This is the goal that put “stanchion” into every Vancouver fan’s vocabulary. Defenseman Alexander Edler kept the puck in at the right point and fired it off the glass. Everyone on the ice was waiting for the disc to circle around the end boards … but the puck deflected off the stanchion on the glass and back to the middle of the ice. That’s where Kevin Bieksa alertly smacked a one-timer past Antti Niemi, who was still looking for the puck near the end boards when Bieksa released the shot, to send Vancouver to the Stanley Cup Final.
“Probably the ugliest goal of my career but the biggest,” Bieksa said. “It was just a knuckleball that I barely got enough wood on it to get it on net. It was a hard puck to shoot. Just put it on net was my first thought, but when it went in, I just yelled out, ‘Let’s go to the Cup, baby.'”
It was the infamous “Fog Game” in Buffalo. It was more than 70 degrees outside at game time, with high humidity. The Aud, built in 1940, had no air conditioning, and temperatures at ice level were measured around 90 degrees. Hence, a thick fog rose from the surface during the game, causing five stoppages in play in the first three periods and seven more in overtime.

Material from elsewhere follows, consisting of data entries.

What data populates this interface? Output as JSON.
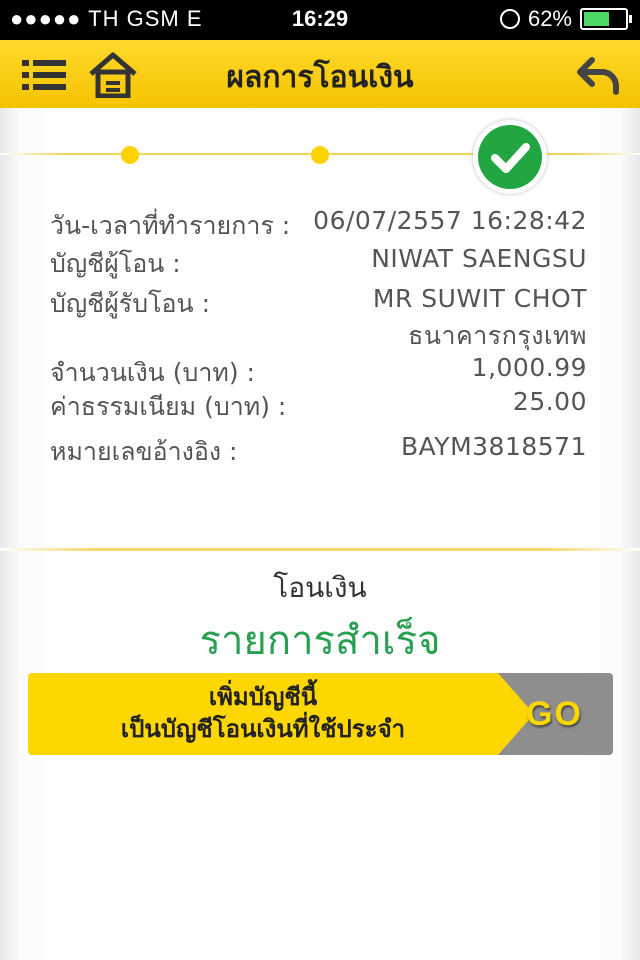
{
  "status_bar": {
    "carrier": "●●●●● TH GSM   E",
    "time": "16:29",
    "battery": "62%"
  },
  "header": {
    "title": "ผลการโอนเงิน"
  },
  "details": [
    {
      "label": "วัน-เวลาที่ทำรายการ :",
      "value": "06/07/2557 16:28:42"
    },
    {
      "label": "บัญชีผู้โอน :",
      "value": "NIWAT SAENGSU"
    },
    {
      "label": "บัญชีผู้รับโอน :",
      "value": "MR SUWIT CHOT",
      "value2": "ธนาคารกรุงเทพ"
    },
    {
      "label": "จำนวนเงิน (บาท) :",
      "value": "1,000.99"
    },
    {
      "label": "ค่าธรรมเนียม (บาท) :",
      "value": "25.00"
    },
    {
      "label": "หมายเลขอ้างอิง :",
      "value": "BAYM3818571"
    }
  ],
  "result": {
    "label": "โอนเงิน",
    "status": "รายการสำเร็จ"
  },
  "favorite_button": {
    "line1": "เพิ่มบัญชีนี้",
    "line2": "เป็นบัญชีโอนเงินที่ใช้ประจำ",
    "go_label": "GO"
  },
  "colors": {
    "brand_yellow": "#ffd700",
    "success_green": "#28a050",
    "check_green": "#21a642"
  },
  "icons": [
    "menu-icon",
    "home-icon",
    "back-icon",
    "check-icon",
    "alarm-icon",
    "battery-icon"
  ]
}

At 18:29 of the extra session, Rene Robert’s shot beat Bernie Parent for a foggy game winner. As Robert told the Buffalo News, “People say it was one of the greatest goals ever, but that was probably one of the luckiest goals ever, too. You could try that a thousand times over, and it wouldn’t go in. I didn’t have a lot of room. All I tried to do was hit the net, and it happened to go in. We even shot from the far blue line because the fog was so thick. Anything you kept low and put on net, you had a chance. That’s what I tried to do. I kept it low, and I was rewarded.”
Thanks to ESPN’s Chris Peters and Vince Masi for help in compiling this list.